Exercise objective: In the copy, include no images, and repeat each entry precisely as written.

Task input:
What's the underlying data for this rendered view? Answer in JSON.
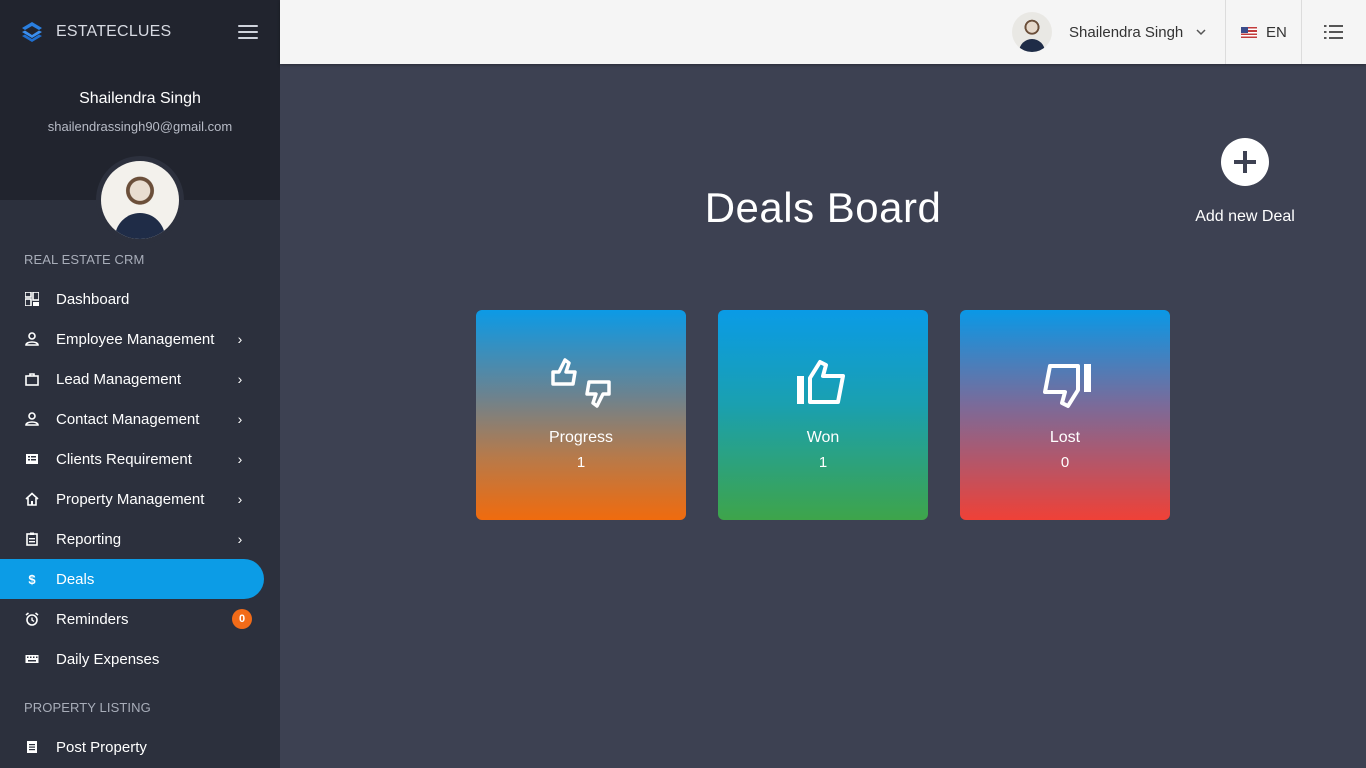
{
  "brand": {
    "name": "ESTATECLUES"
  },
  "profile": {
    "name": "Shailendra Singh",
    "email": "shailendrassingh90@gmail.com"
  },
  "sections": {
    "crm": "REAL ESTATE CRM",
    "listing": "PROPERTY LISTING"
  },
  "menu": [
    {
      "label": "Dashboard",
      "icon": "dashboard-icon"
    },
    {
      "label": "Employee Management",
      "icon": "person-icon"
    },
    {
      "label": "Lead Management",
      "icon": "briefcase-icon"
    },
    {
      "label": "Contact Management",
      "icon": "person-icon"
    },
    {
      "label": "Clients Requirement",
      "icon": "list-icon"
    },
    {
      "label": "Property Management",
      "icon": "home-icon"
    },
    {
      "label": "Reporting",
      "icon": "clipboard-icon"
    },
    {
      "label": "Deals",
      "icon": "dollar-icon",
      "active": true
    },
    {
      "label": "Reminders",
      "icon": "alarm-icon",
      "badge": "0"
    },
    {
      "label": "Daily Expenses",
      "icon": "keyboard-icon"
    }
  ],
  "listing_menu": [
    {
      "label": "Post Property",
      "icon": "document-icon"
    }
  ],
  "topbar": {
    "user_name": "Shailendra Singh",
    "language": "EN"
  },
  "main": {
    "title": "Deals Board",
    "add_label": "Add new Deal",
    "cards": [
      {
        "label": "Progress",
        "count": "1"
      },
      {
        "label": "Won",
        "count": "1"
      },
      {
        "label": "Lost",
        "count": "0"
      }
    ]
  },
  "colors": {
    "accent": "#0c9ce6",
    "badge": "#f26b18",
    "sidebar": "#2c303d",
    "content": "#3d4152"
  }
}
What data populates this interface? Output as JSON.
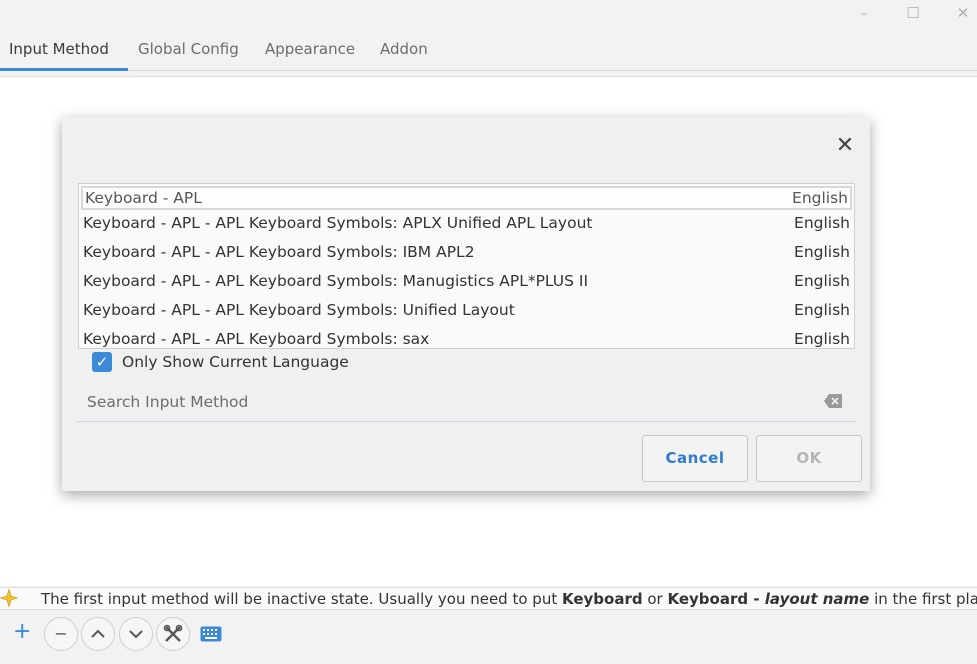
{
  "window": {
    "controls": {
      "minimize": "–",
      "maximize": "☐",
      "close": "✕"
    }
  },
  "tabs": [
    {
      "label": "Input Method"
    },
    {
      "label": "Global Config"
    },
    {
      "label": "Appearance"
    },
    {
      "label": "Addon"
    }
  ],
  "dialog": {
    "close_glyph": "✕",
    "list": [
      {
        "name": "Keyboard - APL",
        "lang": "English"
      },
      {
        "name": "Keyboard - APL - APL Keyboard Symbols: APLX Unified APL Layout",
        "lang": "English"
      },
      {
        "name": "Keyboard - APL - APL Keyboard Symbols: IBM APL2",
        "lang": "English"
      },
      {
        "name": "Keyboard - APL - APL Keyboard Symbols: Manugistics APL*PLUS II",
        "lang": "English"
      },
      {
        "name": "Keyboard - APL - APL Keyboard Symbols: Unified Layout",
        "lang": "English"
      },
      {
        "name": "Keyboard - APL - APL Keyboard Symbols: sax",
        "lang": "English"
      }
    ],
    "only_current_language": {
      "label": "Only Show Current Language",
      "checked": true
    },
    "search": {
      "placeholder": "Search Input Method",
      "value": ""
    },
    "cancel_label": "Cancel",
    "ok_label": "OK"
  },
  "hint": {
    "part1": "The first input method will be inactive state. Usually you need to put ",
    "bold1": "Keyboard",
    "part2": " or ",
    "bold2": "Keyboard - ",
    "italic": "layout name",
    "part3": " in the first place."
  },
  "toolbar": {
    "add": "+",
    "remove": "−",
    "up": "⌃",
    "down": "⌄"
  },
  "colors": {
    "accent": "#3b8ad8",
    "hint_icon": "#f2c330"
  }
}
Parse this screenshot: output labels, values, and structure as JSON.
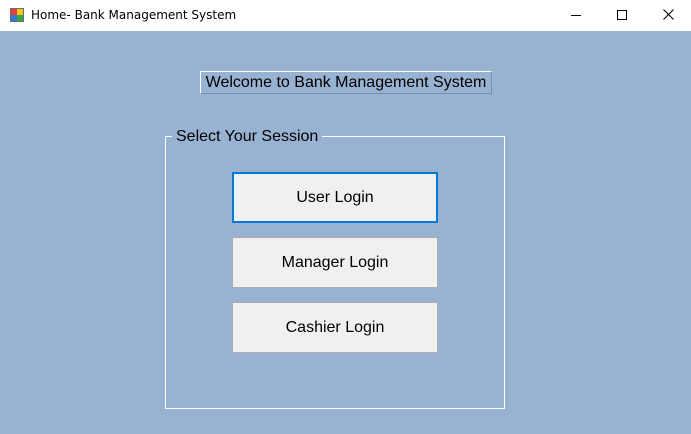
{
  "window": {
    "title": "Home- Bank Management System",
    "controls": {
      "minimize_icon": "minimize-icon",
      "maximize_icon": "maximize-icon",
      "close_icon": "close-icon"
    }
  },
  "main": {
    "welcome_text": "Welcome to Bank Management System",
    "session_group": {
      "legend": "Select Your Session",
      "buttons": [
        {
          "label": "User Login",
          "focused": true
        },
        {
          "label": "Manager Login",
          "focused": false
        },
        {
          "label": "Cashier Login",
          "focused": false
        }
      ]
    }
  },
  "colors": {
    "client_background": "#98b2d2",
    "button_face": "#f0f0f0",
    "focus_border": "#0078d7"
  }
}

Solution for this exercise:
What's the underlying data for this rendered view? Answer in JSON.
{
  "brand": {
    "name": "ESTATECLUES"
  },
  "profile": {
    "name": "Shailendra Singh",
    "email": "shailendrassingh90@gmail.com"
  },
  "sections": {
    "crm": "REAL ESTATE CRM",
    "listing": "PROPERTY LISTING"
  },
  "menu": [
    {
      "label": "Dashboard",
      "icon": "dashboard-icon"
    },
    {
      "label": "Employee Management",
      "icon": "person-icon"
    },
    {
      "label": "Lead Management",
      "icon": "briefcase-icon"
    },
    {
      "label": "Contact Management",
      "icon": "person-icon"
    },
    {
      "label": "Clients Requirement",
      "icon": "list-icon"
    },
    {
      "label": "Property Management",
      "icon": "home-icon"
    },
    {
      "label": "Reporting",
      "icon": "clipboard-icon"
    },
    {
      "label": "Deals",
      "icon": "dollar-icon",
      "active": true
    },
    {
      "label": "Reminders",
      "icon": "alarm-icon",
      "badge": "0"
    },
    {
      "label": "Daily Expenses",
      "icon": "keyboard-icon"
    }
  ],
  "listing_menu": [
    {
      "label": "Post Property",
      "icon": "document-icon"
    }
  ],
  "topbar": {
    "user_name": "Shailendra Singh",
    "language": "EN"
  },
  "main": {
    "title": "Deals Board",
    "add_label": "Add new Deal",
    "cards": [
      {
        "label": "Progress",
        "count": "1"
      },
      {
        "label": "Won",
        "count": "1"
      },
      {
        "label": "Lost",
        "count": "0"
      }
    ]
  },
  "colors": {
    "accent": "#0c9ce6",
    "badge": "#f26b18",
    "sidebar": "#2c303d",
    "content": "#3d4152"
  }
}
What data populates this interface? Output as JSON.
{
  "window": {
    "controls": {
      "minimize": "–",
      "maximize": "☐",
      "close": "✕"
    }
  },
  "tabs": [
    {
      "label": "Input Method"
    },
    {
      "label": "Global Config"
    },
    {
      "label": "Appearance"
    },
    {
      "label": "Addon"
    }
  ],
  "dialog": {
    "close_glyph": "✕",
    "list": [
      {
        "name": "Keyboard - APL",
        "lang": "English"
      },
      {
        "name": "Keyboard - APL - APL Keyboard Symbols: APLX Unified APL Layout",
        "lang": "English"
      },
      {
        "name": "Keyboard - APL - APL Keyboard Symbols: IBM APL2",
        "lang": "English"
      },
      {
        "name": "Keyboard - APL - APL Keyboard Symbols: Manugistics APL*PLUS II",
        "lang": "English"
      },
      {
        "name": "Keyboard - APL - APL Keyboard Symbols: Unified Layout",
        "lang": "English"
      },
      {
        "name": "Keyboard - APL - APL Keyboard Symbols: sax",
        "lang": "English"
      }
    ],
    "only_current_language": {
      "label": "Only Show Current Language",
      "checked": true
    },
    "search": {
      "placeholder": "Search Input Method",
      "value": ""
    },
    "cancel_label": "Cancel",
    "ok_label": "OK"
  },
  "hint": {
    "part1": "The first input method will be inactive state. Usually you need to put ",
    "bold1": "Keyboard",
    "part2": " or ",
    "bold2": "Keyboard - ",
    "italic": "layout name",
    "part3": " in the first place."
  },
  "toolbar": {
    "add": "+",
    "remove": "−",
    "up": "⌃",
    "down": "⌄"
  },
  "colors": {
    "accent": "#3b8ad8",
    "hint_icon": "#f2c330"
  }
}
Parse this screenshot: output labels, values, and structure as JSON.
{
  "window": {
    "title": "Home- Bank Management System",
    "controls": {
      "minimize_icon": "minimize-icon",
      "maximize_icon": "maximize-icon",
      "close_icon": "close-icon"
    }
  },
  "main": {
    "welcome_text": "Welcome to Bank Management System",
    "session_group": {
      "legend": "Select Your Session",
      "buttons": [
        {
          "label": "User Login",
          "focused": true
        },
        {
          "label": "Manager Login",
          "focused": false
        },
        {
          "label": "Cashier Login",
          "focused": false
        }
      ]
    }
  },
  "colors": {
    "client_background": "#98b2d2",
    "button_face": "#f0f0f0",
    "focus_border": "#0078d7"
  }
}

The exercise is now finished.